The Associated Press

BEIRUT — Abdullah Mohammed would do anything for his daughter, even forcing himself to laugh with her at the sound of bombs to help her overcome her fear.

In Idlib, that’s a lot of laughter.

The province in northwestern Syria is the last opposition-held stronghold in the war-ravaged country. It has been the subject of a ferocious military campaign and relentless bombardment by Russia-backed Syrian government troops since early December. More than 900,000 civilians have been on the move since then, displaced from their homes. Many now live in tents, abandoned buildings, makeshift shelters and in open fields near the Turkish border.

As the advancing troops neared his hometown of Saraqeb two months ago, Mohammed fled with his wife and daughter further north to the town of Sarmada, where they are now staying in an abandoned house offered to him by a friend.

Viral video: Mohammed and his daughter, 3-year-old Salwa, became overnight celebrities after a video they shot was shared widely on social media — a reminder of the horrors faced by children in Syria. In the video, Salwa, wearing a pink dress, stands on a sofa next to her father.

Mohammed asks his daughter: “Is that a plane or a shell?”

“A shell, and when it falls we will laugh!” she replies.

As the boom of the explosion is heard in the distance, the little girl jumps slightly and then bursts into hysterical giggles as her father laughs along and says: “It’s funny, right?”

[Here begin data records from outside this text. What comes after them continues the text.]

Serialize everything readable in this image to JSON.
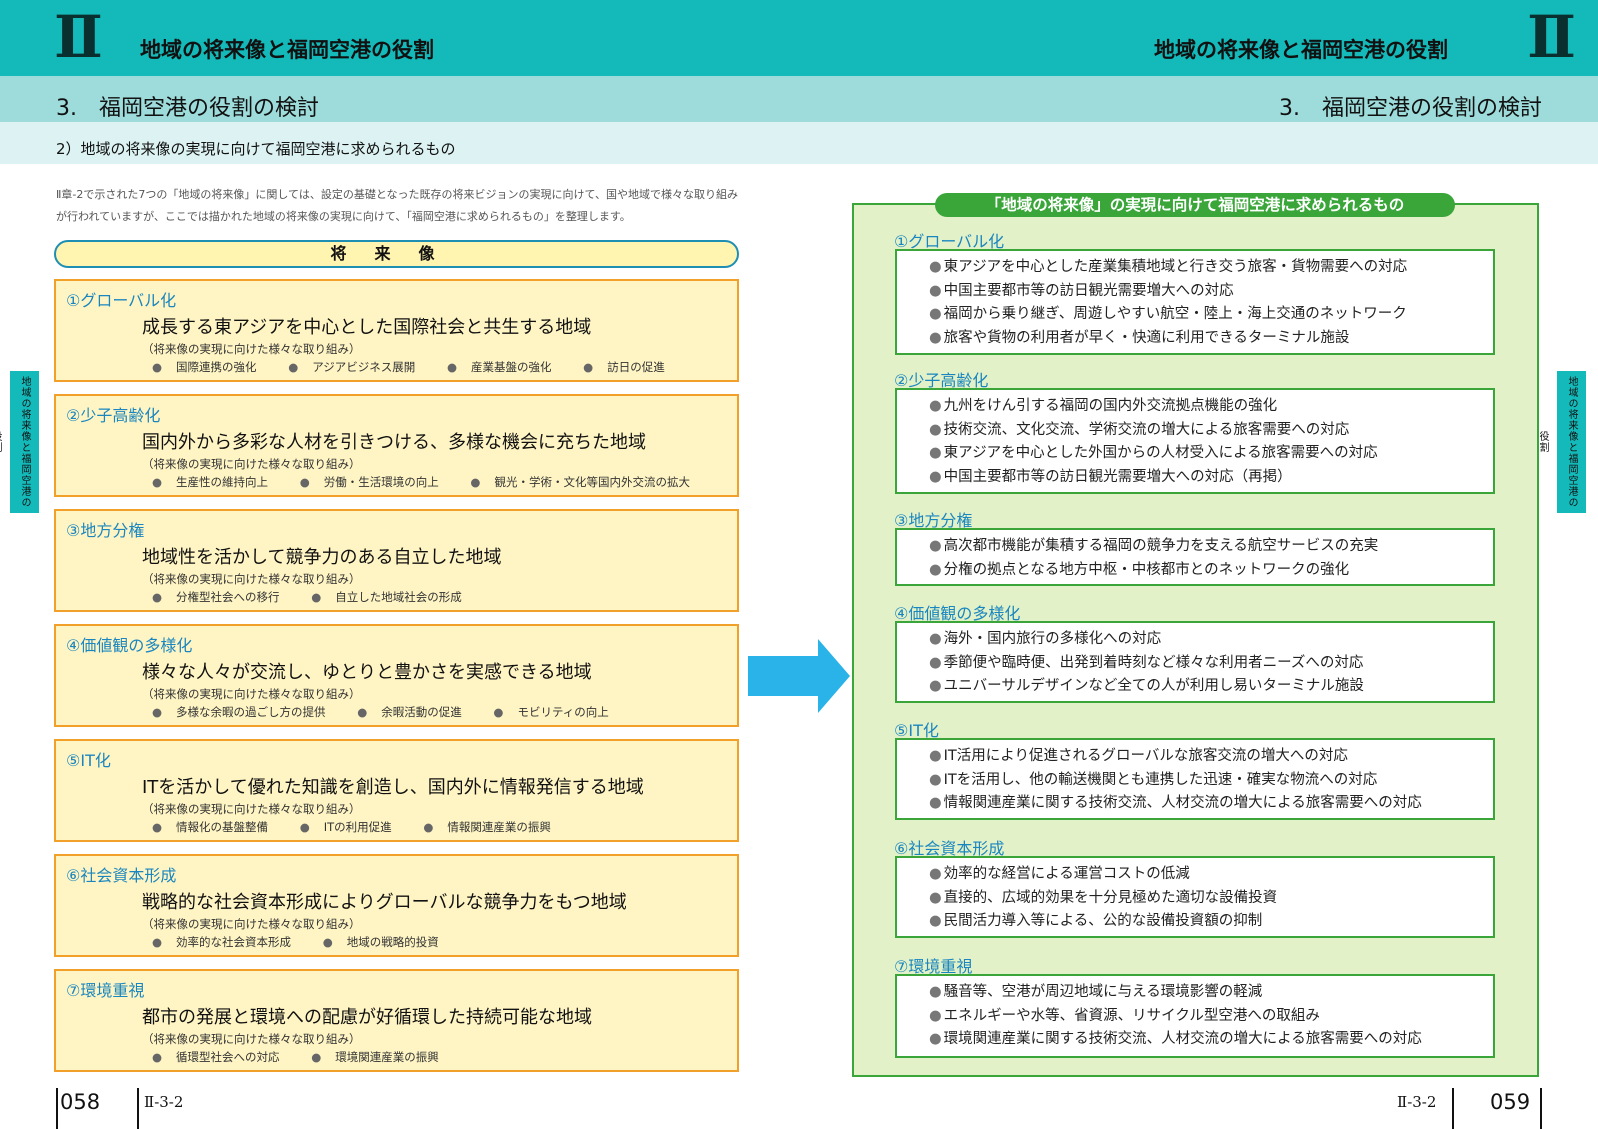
{
  "header": {
    "roman": "Ⅱ",
    "chapter_title": "地域の将来像と福岡空港の役割",
    "section_title": "3.　福岡空港の役割の検討",
    "subsection_title": "2）地域の将来像の実現に向けて福岡空港に求められるもの"
  },
  "intro": "Ⅱ章-2で示された7つの「地域の将来像」に関しては、設定の基礎となった既存の将来ビジョンの実現に向けて、国や地域で様々な取り組みが行われていますが、ここでは描かれた地域の将来像の実現に向けて、「福岡空港に求められるもの」を整理します。",
  "side_tab": "地域の将来像と福岡空港の役割",
  "left": {
    "header_label": "将来像",
    "visions": [
      {
        "num": "①グローバル化",
        "main": "成長する東アジアを中心とした国際社会と共生する地域",
        "note": "（将来像の実現に向けた様々な取り組み）",
        "items": [
          "国際連携の強化",
          "アジアビジネス展開",
          "産業基盤の強化",
          "訪日の促進"
        ]
      },
      {
        "num": "②少子高齢化",
        "main": "国内外から多彩な人材を引きつける、多様な機会に充ちた地域",
        "note": "（将来像の実現に向けた様々な取り組み）",
        "items": [
          "生産性の維持向上",
          "労働・生活環境の向上",
          "観光・学術・文化等国内外交流の拡大"
        ]
      },
      {
        "num": "③地方分権",
        "main": "地域性を活かして競争力のある自立した地域",
        "note": "（将来像の実現に向けた様々な取り組み）",
        "items": [
          "分権型社会への移行",
          "自立した地域社会の形成"
        ]
      },
      {
        "num": "④価値観の多様化",
        "main": "様々な人々が交流し、ゆとりと豊かさを実感できる地域",
        "note": "（将来像の実現に向けた様々な取り組み）",
        "items": [
          "多様な余暇の過ごし方の提供",
          "余暇活動の促進",
          "モビリティの向上"
        ]
      },
      {
        "num": "⑤IT化",
        "main": "ITを活かして優れた知識を創造し、国内外に情報発信する地域",
        "note": "（将来像の実現に向けた様々な取り組み）",
        "items": [
          "情報化の基盤整備",
          "ITの利用促進",
          "情報関連産業の振興"
        ]
      },
      {
        "num": "⑥社会資本形成",
        "main": "戦略的な社会資本形成によりグローバルな競争力をもつ地域",
        "note": "（将来像の実現に向けた様々な取り組み）",
        "items": [
          "効率的な社会資本形成",
          "地域の戦略的投資"
        ]
      },
      {
        "num": "⑦環境重視",
        "main": "都市の発展と環境への配慮が好循環した持続可能な地域",
        "note": "（将来像の実現に向けた様々な取り組み）",
        "items": [
          "循環型社会への対応",
          "環境関連産業の振興"
        ]
      }
    ]
  },
  "right": {
    "panel_title": "「地域の将来像」の実現に向けて福岡空港に求められるもの",
    "requirements": [
      {
        "num": "①グローバル化",
        "items": [
          "東アジアを中心とした産業集積地域と行き交う旅客・貨物需要への対応",
          "中国主要都市等の訪日観光需要増大への対応",
          "福岡から乗り継ぎ、周遊しやすい航空・陸上・海上交通のネットワーク",
          "旅客や貨物の利用者が早く・快適に利用できるターミナル施設"
        ]
      },
      {
        "num": "②少子高齢化",
        "items": [
          "九州をけん引する福岡の国内外交流拠点機能の強化",
          "技術交流、文化交流、学術交流の増大による旅客需要への対応",
          "東アジアを中心とした外国からの人材受入による旅客需要への対応",
          "中国主要都市等の訪日観光需要増大への対応（再掲）"
        ]
      },
      {
        "num": "③地方分権",
        "items": [
          "高次都市機能が集積する福岡の競争力を支える航空サービスの充実",
          "分権の拠点となる地方中枢・中核都市とのネットワークの強化"
        ]
      },
      {
        "num": "④価値観の多様化",
        "items": [
          "海外・国内旅行の多様化への対応",
          "季節便や臨時便、出発到着時刻など様々な利用者ニーズへの対応",
          "ユニバーサルデザインなど全ての人が利用し易いターミナル施設"
        ]
      },
      {
        "num": "⑤IT化",
        "items": [
          "IT活用により促進されるグローバルな旅客交流の増大への対応",
          "ITを活用し、他の輸送機関とも連携した迅速・確実な物流への対応",
          "情報関連産業に関する技術交流、人材交流の増大による旅客需要への対応"
        ]
      },
      {
        "num": "⑥社会資本形成",
        "items": [
          "効率的な経営による運営コストの低減",
          "直接的、広域的効果を十分見極めた適切な設備投資",
          "民間活力導入等による、公的な設備投資額の抑制"
        ]
      },
      {
        "num": "⑦環境重視",
        "items": [
          "騒音等、空港が周辺地域に与える環境影響の軽減",
          "エネルギーや水等、省資源、リサイクル型空港への取組み",
          "環境関連産業に関する技術交流、人材交流の増大による旅客需要への対応"
        ]
      }
    ]
  },
  "footer": {
    "left_page": "058",
    "left_ref": "Ⅱ-3-2",
    "right_page": "059",
    "right_ref": "Ⅱ-3-2"
  }
}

Mohammed said he came up with the game to help his daughter cope with her fear.

All her life: Salwa had been hearing bombs all her life. As a baby she had no fear, but that changed after her first year. One day, they were at home in Saraqeb during Eid al-Fitr, the three-day Muslim holiday that marks the end of the holy month of Ramadan. Children outside were celebrating with fire crackers, and a big one exploded nearby.

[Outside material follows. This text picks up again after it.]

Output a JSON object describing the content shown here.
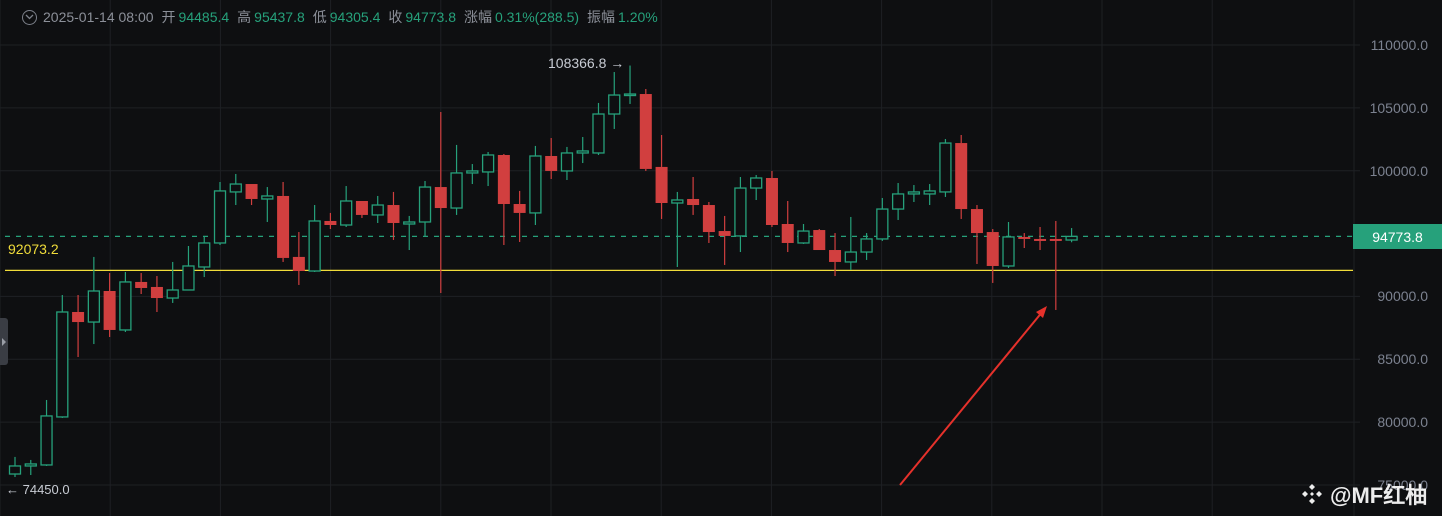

“She was frightened, but I took her out and showed her that children were playing and laughing … she was convinced,” he recalled. That was how he got the idea to connect the sound of bombs with laughter and kids playing, and to film himself laughing with her every time warplanes hit.

He said now every time they hear the jets or outgoing artillery shells, Salwa turns to him and waits for his reaction. He pulls out his cellphone for a selfie video and they wait for it — and then they burst into laughter.

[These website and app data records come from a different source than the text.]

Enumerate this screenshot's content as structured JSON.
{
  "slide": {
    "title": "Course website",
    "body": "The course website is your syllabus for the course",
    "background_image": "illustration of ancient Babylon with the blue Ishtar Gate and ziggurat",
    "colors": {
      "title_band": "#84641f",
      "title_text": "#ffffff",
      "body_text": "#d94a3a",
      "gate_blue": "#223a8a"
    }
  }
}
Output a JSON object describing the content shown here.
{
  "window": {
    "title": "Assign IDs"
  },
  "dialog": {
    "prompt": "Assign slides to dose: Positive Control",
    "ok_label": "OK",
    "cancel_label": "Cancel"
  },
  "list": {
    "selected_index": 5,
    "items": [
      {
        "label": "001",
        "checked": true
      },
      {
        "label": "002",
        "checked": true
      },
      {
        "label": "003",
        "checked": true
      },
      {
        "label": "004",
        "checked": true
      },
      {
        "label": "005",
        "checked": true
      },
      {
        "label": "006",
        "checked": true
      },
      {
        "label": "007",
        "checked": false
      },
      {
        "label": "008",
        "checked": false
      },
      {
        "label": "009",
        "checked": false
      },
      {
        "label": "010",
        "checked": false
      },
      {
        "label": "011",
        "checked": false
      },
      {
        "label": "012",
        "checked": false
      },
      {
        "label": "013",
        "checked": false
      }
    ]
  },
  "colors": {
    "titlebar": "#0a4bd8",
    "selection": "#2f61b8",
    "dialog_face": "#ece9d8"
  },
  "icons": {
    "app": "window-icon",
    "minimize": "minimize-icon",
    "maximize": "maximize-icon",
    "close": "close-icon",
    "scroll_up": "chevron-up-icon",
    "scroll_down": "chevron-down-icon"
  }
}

Dreams: On a recent day, Mohammed sat watching Salwa as she played with plastic Lego bricks, her hair in pigtails and wearing a blue dress. He said the war has wiped out the hopes and dreams of his generation and those of their children.

“The most I hope for is to stay alive, along with my daughter and everyone else,” he said. “We forgot about the bigger hopes; they don’t exist anymore.”

Mohammed gets emotional talking about it. He says he realizes the bombs they’re laughing about could be ending someone’s life at that same moment.

“Maybe it hit a tent or a child, and this is not funny of course. This is very sad. But I’m laughing so that my daughter doesn’t get affected by this. And if the shell were to fall on us, better that we die laughing than to die scared.”